(Try it):
From the entries below, copy every line where the string "JSON" appears.

(Dataset entries):
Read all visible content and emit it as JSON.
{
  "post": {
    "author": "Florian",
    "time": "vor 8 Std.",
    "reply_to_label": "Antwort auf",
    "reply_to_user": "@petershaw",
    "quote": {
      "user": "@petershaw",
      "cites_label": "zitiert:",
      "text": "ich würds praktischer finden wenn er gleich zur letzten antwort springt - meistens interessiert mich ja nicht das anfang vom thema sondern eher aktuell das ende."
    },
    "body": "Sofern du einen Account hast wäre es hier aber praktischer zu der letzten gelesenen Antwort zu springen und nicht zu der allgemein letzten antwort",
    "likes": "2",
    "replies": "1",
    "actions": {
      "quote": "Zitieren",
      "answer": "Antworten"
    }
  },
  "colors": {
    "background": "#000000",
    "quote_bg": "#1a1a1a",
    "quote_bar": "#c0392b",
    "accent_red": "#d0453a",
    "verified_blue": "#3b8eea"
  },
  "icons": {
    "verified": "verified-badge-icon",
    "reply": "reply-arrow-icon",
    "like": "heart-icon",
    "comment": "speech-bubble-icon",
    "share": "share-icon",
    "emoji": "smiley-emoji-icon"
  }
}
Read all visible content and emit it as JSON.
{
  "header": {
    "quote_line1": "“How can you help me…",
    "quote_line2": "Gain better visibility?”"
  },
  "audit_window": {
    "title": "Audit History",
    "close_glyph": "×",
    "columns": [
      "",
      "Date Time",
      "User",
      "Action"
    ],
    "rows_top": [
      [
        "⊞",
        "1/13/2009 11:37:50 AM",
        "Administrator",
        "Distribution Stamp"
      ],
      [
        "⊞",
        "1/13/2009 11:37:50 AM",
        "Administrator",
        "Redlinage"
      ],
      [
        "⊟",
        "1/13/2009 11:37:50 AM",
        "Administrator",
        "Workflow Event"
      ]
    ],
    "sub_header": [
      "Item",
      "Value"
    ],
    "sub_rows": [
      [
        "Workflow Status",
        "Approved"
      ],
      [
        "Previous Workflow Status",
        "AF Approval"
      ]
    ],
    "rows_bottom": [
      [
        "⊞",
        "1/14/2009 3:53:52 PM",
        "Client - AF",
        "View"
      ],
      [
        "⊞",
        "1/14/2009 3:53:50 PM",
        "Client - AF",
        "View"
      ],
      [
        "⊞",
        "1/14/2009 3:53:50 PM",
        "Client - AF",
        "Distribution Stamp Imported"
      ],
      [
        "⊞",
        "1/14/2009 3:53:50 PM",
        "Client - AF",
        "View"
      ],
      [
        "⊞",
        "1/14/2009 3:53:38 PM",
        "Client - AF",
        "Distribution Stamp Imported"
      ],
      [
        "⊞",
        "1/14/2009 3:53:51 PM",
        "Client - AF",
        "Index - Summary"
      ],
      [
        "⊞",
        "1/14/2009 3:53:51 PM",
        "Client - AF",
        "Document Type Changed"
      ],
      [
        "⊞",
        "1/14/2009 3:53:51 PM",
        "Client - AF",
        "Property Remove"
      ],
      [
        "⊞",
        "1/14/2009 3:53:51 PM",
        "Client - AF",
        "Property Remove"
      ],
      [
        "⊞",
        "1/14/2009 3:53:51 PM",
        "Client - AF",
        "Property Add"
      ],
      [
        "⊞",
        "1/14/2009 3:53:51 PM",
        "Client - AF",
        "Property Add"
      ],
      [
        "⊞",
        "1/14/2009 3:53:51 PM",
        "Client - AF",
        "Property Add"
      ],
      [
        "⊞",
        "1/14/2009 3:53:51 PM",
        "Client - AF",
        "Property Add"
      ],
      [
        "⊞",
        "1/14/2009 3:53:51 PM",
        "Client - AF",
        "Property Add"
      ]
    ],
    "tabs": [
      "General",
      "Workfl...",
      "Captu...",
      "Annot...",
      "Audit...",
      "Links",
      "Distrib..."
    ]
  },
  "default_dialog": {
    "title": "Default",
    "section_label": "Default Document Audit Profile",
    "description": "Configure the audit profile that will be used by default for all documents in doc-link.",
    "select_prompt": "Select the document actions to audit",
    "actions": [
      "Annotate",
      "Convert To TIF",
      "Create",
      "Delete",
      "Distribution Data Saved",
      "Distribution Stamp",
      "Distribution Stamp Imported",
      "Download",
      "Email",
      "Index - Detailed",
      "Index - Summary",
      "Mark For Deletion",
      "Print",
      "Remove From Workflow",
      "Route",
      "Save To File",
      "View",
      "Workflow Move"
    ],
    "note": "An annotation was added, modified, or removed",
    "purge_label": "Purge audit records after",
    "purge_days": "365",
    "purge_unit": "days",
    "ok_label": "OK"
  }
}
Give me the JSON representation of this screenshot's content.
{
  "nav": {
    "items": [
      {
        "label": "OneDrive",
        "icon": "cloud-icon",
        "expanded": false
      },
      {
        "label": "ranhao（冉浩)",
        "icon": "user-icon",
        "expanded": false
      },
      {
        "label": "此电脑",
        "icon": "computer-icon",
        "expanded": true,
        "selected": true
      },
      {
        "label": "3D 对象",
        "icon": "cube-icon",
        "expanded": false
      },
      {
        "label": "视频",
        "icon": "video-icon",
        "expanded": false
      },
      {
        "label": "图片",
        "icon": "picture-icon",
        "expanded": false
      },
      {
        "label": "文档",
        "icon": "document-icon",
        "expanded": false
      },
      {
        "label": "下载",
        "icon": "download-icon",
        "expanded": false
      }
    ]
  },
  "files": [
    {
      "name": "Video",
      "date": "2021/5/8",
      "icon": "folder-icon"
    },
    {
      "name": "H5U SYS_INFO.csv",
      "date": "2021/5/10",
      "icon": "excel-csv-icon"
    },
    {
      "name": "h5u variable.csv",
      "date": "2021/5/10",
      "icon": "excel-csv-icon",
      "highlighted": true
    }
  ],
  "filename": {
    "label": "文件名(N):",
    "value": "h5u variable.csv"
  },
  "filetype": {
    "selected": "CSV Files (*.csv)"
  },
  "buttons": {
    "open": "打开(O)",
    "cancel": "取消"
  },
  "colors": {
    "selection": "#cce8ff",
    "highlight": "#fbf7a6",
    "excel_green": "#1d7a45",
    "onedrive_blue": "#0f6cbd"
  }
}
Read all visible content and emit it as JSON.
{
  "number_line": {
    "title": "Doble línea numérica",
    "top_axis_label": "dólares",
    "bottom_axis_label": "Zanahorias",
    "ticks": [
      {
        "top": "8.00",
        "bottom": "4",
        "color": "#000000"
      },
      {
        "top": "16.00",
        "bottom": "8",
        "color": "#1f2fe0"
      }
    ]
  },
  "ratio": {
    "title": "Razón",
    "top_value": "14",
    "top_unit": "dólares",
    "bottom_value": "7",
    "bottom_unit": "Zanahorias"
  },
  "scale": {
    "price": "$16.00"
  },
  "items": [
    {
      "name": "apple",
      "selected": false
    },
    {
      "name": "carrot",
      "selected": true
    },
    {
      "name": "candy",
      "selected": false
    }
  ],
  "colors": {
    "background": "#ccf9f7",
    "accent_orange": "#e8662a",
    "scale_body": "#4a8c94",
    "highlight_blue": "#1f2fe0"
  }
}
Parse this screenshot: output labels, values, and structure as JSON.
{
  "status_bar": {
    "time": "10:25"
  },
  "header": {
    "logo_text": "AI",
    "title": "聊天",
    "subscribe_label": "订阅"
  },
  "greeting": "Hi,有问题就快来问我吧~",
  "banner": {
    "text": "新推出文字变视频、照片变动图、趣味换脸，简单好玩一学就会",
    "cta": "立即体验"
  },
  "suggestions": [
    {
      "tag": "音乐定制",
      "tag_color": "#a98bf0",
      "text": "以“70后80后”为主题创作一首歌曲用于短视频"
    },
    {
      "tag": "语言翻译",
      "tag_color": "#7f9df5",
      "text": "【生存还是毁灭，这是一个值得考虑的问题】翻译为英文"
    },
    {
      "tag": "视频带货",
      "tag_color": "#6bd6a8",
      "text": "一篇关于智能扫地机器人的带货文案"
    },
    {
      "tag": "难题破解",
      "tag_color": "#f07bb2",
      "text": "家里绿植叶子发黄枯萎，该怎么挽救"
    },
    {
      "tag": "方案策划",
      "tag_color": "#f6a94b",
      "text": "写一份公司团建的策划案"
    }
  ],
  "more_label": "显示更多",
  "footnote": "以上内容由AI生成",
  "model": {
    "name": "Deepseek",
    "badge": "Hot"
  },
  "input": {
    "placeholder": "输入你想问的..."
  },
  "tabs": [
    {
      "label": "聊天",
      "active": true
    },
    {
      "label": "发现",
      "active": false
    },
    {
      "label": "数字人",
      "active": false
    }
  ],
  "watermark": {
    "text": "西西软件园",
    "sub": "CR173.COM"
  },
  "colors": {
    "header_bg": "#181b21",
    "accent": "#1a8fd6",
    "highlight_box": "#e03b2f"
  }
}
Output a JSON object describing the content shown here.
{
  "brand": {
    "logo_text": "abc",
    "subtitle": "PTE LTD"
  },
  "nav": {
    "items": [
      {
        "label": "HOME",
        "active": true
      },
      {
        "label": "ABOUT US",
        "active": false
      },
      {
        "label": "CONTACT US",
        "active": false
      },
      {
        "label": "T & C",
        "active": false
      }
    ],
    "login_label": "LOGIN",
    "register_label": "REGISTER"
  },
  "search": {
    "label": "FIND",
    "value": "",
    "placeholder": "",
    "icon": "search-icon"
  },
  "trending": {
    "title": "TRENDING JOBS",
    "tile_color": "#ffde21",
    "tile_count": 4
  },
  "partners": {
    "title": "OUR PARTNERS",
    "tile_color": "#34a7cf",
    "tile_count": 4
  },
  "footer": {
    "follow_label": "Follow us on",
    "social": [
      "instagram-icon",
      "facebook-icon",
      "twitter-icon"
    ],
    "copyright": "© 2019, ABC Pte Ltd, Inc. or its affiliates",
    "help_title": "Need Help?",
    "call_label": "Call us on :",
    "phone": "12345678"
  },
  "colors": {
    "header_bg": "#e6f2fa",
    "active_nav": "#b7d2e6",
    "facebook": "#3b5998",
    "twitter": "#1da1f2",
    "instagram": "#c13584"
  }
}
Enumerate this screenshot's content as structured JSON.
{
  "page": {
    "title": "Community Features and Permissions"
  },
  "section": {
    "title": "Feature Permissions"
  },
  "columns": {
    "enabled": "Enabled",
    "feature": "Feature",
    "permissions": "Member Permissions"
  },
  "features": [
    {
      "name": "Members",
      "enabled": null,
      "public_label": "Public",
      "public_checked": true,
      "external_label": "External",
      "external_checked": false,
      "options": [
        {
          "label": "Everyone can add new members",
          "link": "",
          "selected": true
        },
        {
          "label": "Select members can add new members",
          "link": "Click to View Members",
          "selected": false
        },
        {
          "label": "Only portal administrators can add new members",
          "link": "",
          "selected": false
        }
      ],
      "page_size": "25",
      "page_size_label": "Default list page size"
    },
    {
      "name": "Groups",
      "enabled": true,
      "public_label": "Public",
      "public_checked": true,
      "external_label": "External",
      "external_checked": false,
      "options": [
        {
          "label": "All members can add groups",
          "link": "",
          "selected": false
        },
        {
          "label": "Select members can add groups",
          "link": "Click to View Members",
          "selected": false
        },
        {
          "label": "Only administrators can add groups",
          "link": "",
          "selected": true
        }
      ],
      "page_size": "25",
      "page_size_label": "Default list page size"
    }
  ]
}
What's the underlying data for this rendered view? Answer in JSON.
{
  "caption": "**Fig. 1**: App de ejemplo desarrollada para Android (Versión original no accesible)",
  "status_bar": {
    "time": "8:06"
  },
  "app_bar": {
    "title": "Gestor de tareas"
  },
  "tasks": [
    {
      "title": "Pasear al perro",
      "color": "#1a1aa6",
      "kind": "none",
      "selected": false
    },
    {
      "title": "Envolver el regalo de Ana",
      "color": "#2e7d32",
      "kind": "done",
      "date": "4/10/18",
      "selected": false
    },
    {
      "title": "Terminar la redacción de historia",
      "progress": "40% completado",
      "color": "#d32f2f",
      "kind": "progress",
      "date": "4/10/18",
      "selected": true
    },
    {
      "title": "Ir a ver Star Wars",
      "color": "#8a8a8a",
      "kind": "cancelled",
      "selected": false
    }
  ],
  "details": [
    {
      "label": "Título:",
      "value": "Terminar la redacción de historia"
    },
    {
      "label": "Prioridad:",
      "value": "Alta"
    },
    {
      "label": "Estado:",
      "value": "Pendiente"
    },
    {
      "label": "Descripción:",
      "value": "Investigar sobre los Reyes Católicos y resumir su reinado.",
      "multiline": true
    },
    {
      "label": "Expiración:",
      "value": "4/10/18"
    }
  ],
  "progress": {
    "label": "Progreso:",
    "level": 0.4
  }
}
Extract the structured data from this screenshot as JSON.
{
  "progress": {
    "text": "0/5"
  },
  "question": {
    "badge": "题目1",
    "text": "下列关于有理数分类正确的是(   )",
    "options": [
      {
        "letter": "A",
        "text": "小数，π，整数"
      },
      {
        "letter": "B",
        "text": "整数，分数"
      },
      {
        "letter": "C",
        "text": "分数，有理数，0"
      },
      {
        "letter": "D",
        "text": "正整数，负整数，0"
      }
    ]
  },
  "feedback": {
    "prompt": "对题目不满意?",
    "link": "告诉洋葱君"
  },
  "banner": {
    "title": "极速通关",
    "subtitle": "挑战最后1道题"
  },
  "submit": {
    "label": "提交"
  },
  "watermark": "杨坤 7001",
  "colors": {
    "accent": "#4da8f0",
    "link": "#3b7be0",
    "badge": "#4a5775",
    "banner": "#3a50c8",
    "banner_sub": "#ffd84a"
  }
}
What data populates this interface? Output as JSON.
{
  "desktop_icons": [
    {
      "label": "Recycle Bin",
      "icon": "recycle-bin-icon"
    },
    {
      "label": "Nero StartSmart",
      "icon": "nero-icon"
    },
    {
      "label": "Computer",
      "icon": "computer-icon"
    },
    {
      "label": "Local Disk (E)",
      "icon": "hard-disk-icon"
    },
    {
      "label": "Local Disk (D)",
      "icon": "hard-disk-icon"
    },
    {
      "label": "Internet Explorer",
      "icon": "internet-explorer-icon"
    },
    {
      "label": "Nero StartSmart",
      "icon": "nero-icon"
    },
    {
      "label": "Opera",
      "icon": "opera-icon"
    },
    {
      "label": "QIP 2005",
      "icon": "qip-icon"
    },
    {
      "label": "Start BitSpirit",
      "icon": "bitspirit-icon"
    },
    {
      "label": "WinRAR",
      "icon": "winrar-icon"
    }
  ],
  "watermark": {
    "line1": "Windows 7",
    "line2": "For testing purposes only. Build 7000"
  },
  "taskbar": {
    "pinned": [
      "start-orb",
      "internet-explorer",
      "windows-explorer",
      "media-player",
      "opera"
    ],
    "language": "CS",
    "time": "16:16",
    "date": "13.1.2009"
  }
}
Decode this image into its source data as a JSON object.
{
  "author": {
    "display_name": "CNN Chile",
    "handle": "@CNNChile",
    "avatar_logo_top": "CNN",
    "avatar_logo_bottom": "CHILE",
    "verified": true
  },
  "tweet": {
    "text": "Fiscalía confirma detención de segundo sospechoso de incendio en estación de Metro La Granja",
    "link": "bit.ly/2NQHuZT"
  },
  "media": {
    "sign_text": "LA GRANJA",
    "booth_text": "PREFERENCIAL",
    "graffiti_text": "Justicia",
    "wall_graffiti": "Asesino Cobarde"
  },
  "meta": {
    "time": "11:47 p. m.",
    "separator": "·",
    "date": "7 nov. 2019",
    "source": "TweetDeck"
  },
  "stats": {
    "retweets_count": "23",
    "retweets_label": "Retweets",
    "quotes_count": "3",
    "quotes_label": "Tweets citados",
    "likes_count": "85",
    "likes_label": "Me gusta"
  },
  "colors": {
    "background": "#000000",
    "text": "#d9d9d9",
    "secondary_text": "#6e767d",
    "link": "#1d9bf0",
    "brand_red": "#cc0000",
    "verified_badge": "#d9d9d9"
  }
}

(Exercise answer):
Read all visible content and emit it as JSON.
Read all visible content and emit it as JSON.
Give me the JSON representation of this screenshot's content.
Read all visible content and emit it as JSON.
Parse this screenshot: output labels, values, and structure as JSON.
Output a JSON object describing the content shown here.
Enumerate this screenshot's content as structured JSON.
What's the underlying data for this rendered view? Answer in JSON.
Extract the structured data from this screenshot as JSON.
What data populates this interface? Output as JSON.
Decode this image into its source data as a JSON object.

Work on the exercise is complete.